A World Health Organization-led team of experts sent to China to investigate the origins of COVID-19 has concluded that the virus likely came from an animal source.
Peter Ben Embarek, a WHO specialist in food safety and animal disease who led the investigation, said it was “extremely unlikely” that the virus spread to humans through a lab incident.
Ben Embarek said that the group of scientists would not recommend further study into a possible lab origin for the virus. The researchers last week visited the Wuhan Institute of Virology as part of their effort to find out the origins of the pandemic and prevent the next big one.
“All the work that has been done on the virus,” he said Tuesday, continues “to point toward a natural reservoir.”
The Trump administration had sought to tie the Wuhan lab to the virus, a claim that Beijing has forcefully denied. The Chinese authorities have also tried to promote the hypothesis that the virus, which has killed more than 2.3 million people worldwide, could have come from abroad.
The international team of 14 experts recommended further research into possible ways that the virus spread to humans from animals, namely through a spillover from a host of the pathogen, either directly or indirectly.
This is largely in line with the WHO’s previous view that the virus likely entered the human population through a zoonotic event.
“Did we change dramatically the picture we had beforehand?
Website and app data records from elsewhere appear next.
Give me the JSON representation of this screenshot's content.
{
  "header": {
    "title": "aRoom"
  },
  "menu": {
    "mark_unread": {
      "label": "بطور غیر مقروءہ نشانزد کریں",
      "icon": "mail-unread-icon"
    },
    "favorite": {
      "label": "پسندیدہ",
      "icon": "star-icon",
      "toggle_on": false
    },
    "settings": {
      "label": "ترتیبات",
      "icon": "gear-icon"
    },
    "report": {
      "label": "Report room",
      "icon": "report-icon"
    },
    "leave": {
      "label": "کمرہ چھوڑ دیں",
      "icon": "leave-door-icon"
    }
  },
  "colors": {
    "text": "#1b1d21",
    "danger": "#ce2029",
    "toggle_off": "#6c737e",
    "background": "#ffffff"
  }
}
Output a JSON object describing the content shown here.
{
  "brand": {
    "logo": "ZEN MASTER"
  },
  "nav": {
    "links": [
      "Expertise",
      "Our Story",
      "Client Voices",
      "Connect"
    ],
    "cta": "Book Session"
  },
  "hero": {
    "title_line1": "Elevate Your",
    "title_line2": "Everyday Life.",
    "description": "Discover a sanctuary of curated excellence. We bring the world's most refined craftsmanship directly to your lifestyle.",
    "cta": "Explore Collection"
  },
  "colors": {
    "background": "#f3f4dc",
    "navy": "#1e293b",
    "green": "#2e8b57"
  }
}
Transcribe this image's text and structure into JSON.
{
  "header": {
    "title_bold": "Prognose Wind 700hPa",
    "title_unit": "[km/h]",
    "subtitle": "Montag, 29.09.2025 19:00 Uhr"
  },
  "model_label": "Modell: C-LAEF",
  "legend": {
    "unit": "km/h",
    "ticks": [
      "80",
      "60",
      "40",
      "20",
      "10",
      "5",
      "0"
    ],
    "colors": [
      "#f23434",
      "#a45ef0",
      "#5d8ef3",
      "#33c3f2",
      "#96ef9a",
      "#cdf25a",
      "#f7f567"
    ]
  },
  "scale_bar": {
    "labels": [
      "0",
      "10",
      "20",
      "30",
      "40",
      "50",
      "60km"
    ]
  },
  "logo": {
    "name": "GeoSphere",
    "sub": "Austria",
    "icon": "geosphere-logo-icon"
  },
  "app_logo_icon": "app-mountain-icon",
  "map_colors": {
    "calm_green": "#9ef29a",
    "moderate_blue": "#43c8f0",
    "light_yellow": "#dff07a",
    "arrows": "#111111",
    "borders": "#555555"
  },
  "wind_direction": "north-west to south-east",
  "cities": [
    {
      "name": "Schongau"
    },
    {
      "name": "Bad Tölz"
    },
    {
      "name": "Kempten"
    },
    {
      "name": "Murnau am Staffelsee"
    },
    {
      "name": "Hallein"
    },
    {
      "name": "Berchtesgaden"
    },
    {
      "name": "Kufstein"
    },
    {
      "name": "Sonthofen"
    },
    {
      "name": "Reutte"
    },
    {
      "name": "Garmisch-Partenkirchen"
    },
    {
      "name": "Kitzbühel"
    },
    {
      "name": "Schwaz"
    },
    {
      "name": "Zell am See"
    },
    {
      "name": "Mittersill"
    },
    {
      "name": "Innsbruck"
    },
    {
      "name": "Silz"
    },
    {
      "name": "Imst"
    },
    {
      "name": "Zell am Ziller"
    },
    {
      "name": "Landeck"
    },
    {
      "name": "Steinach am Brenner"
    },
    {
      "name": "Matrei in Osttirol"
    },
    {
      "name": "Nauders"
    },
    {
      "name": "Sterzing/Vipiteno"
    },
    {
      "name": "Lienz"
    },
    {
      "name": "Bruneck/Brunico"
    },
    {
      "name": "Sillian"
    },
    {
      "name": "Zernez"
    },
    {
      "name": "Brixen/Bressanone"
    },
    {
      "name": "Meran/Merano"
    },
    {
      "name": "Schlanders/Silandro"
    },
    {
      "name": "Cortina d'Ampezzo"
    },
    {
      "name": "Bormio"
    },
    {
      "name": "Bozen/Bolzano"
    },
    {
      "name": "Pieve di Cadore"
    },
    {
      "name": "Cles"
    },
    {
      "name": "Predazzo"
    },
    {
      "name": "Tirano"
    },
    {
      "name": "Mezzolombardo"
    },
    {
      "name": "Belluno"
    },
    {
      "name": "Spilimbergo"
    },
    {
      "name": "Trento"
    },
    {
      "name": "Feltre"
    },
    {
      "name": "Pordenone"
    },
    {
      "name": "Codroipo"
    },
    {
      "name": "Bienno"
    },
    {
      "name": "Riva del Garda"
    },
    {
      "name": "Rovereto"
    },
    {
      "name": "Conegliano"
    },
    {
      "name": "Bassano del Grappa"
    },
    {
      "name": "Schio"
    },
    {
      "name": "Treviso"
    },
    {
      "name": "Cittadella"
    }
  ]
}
I don’t think so,” Ben Embarek said in a press conference a day before the team’s scheduled departure.
COVID-19 was first detected in Wuhan in December 2019, which later prompted a strict 76-day lockdown of the entire city. China has reported some 89,000 cases and 4,600 deaths and largely prevented further outbreaks in recent months.
The WHO team confirmed the Huanan Seafood Wholesale Market in Wuhan as one of the earliest sites where the virus had caused a cluster of infections, but it was unable to figure out how the virus got to those locations in the first place.
Ben Embarek suggested that animal products, including frozen meat, could have brought the virus to the city from an animal farm in other parts of China or overseas.
He added that Wuhan is not close to the natural habitats of bats, which are known to host coronaviruses, and therefore a direct jump from the animal was unlikely.
While the trip didn’t yield a conclusive answer on where the pandemic originated, the scientists said their findings, to be published in detail, would help inform continuing research.
Before the Tuesday press conference, the WHO team spent 12 days conducting field work in Wuhan and, before that, two weeks in hotel quarantine, during which they reviewed research and conducted phone interviews.
Finding the source of a virus is likely to take years. The search, as the WHO team put it, is a “work in progress.”